When the Democrats were debating the ACA in 2009 and 2010, they had to pay attention to the demands of the moderate bloc because moderates held the pivotal votes in Congress. There could be 200 Democrats who favored a provision—like the public option—and 30 who opposed it, but the 30 could get their way over the wishes of the 200 because they could always threaten to join Republicans in a majority that would vote down any bill they viewed as too liberal. This is a familiar strategic environment for vote-counting party leaders, and jibes with the intuition of many political analysts.

But the House Republican Party does not really work this way. The members of the House Republican Conference who are the most liable to threaten defection—and to deliver on such threats—are the hard-line conservatives in the House Freedom Caucus. It was the Freedom Caucus that torpedoed Round 1 of the ACA repeal in March, on the grounds that the bill did not go far enough in a conservative direction. And it was the support of the Freedom Caucus this afternoon that allowed the second effort at repeal to narrowly squeak through the House, after winning concessions in the interim that pushed the bill further to the ideological right.

One might expect that satisfying the demands of the Freedom Caucus would doom the bill's support among Republicans representing politically marginal districts. But it turned out that while many of those members communicated great discomfort with its provisions, they were not willing to withstand the political blowback from within their own party by supplying the key votes to kill the bill.

The House GOP is thus in an unusual position in which the pivotal policy influence in the caucus lies on the party's right edge, not in its center. Thus the bill picked up greater support as it moved further in a conservative direction over time—a pattern that is directly inconsistent with traditional legislative logic. Even Republicans from competitive districts became more supportive of the AHCA as it shifted to the ideological right; while they were willing to pile on against the previous version once the Freedom Caucus had already vowed to block it, they were substantially less enthusiastic about courting conservative attacks by opposing the bill from the left once their own votes would prove decisive to the outcome.

It should be noted that the Republican Party's frequent rejection of Downsian logic extends to the electoral sphere as well. Rather than view voting for the AHCA as an unacceptable risk given the law's unpopularity among swing voters, many Republicans believed that they would court greater danger by failing to pass anything and thus demobilizing their own party base:

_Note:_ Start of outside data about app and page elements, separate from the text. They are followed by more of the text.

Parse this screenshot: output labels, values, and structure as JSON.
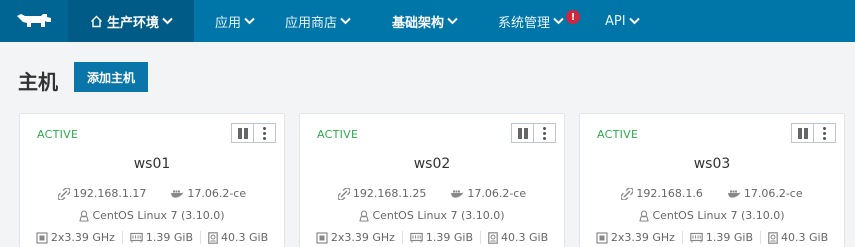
{
  "nav": {
    "environment": "生产环境",
    "items": [
      {
        "label": "应用"
      },
      {
        "label": "应用商店"
      },
      {
        "label": "基础架构"
      },
      {
        "label": "系统管理"
      },
      {
        "label": "API"
      }
    ],
    "alert_symbol": "!"
  },
  "page": {
    "title": "主机",
    "add_host_label": "添加主机"
  },
  "hosts": [
    {
      "state": "ACTIVE",
      "name": "ws01",
      "ip": "192.168.1.17",
      "docker": "17.06.2-ce",
      "os": "CentOS Linux 7 (3.10.0)",
      "cpu": "2x3.39 GHz",
      "memory": "1.39 GiB",
      "storage": "40.3 GiB"
    },
    {
      "state": "ACTIVE",
      "name": "ws02",
      "ip": "192.168.1.25",
      "docker": "17.06.2-ce",
      "os": "CentOS Linux 7 (3.10.0)",
      "cpu": "2x3.39 GHz",
      "memory": "1.39 GiB",
      "storage": "40.3 GiB"
    },
    {
      "state": "ACTIVE",
      "name": "ws03",
      "ip": "192.168.1.6",
      "docker": "17.06.2-ce",
      "os": "CentOS Linux 7 (3.10.0)",
      "cpu": "2x3.39 GHz",
      "memory": "1.39 GiB",
      "storage": "40.3 GiB"
    }
  ],
  "colors": {
    "nav_bg": "#0075a8",
    "env_bg": "#005b86",
    "active_state": "#2eaa4f",
    "alert": "#d0253a",
    "button_bg": "#0a75a8"
  }
}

When a party defines itself as the agent of an ideological cause, it is almost inevitable that many elected officials will perceive political pressure as coming from the extremes, not the center, and act accordingly. Moreover, the lesson that the Freedom Caucus will draw from the events of the past two weeks is that the demands of purist conservative holdouts are likely to be satisfied in the end, while moderates and pragmatic conservatives will cave rather than risk blame for obstructing the policy agenda of party leaders. A national rout in 2018 might call this rationale into question, but for now the typical Republican official views energized conservatives, not moderate swing voters, as occupying the pivotal position dictating his or her own personal electoral future.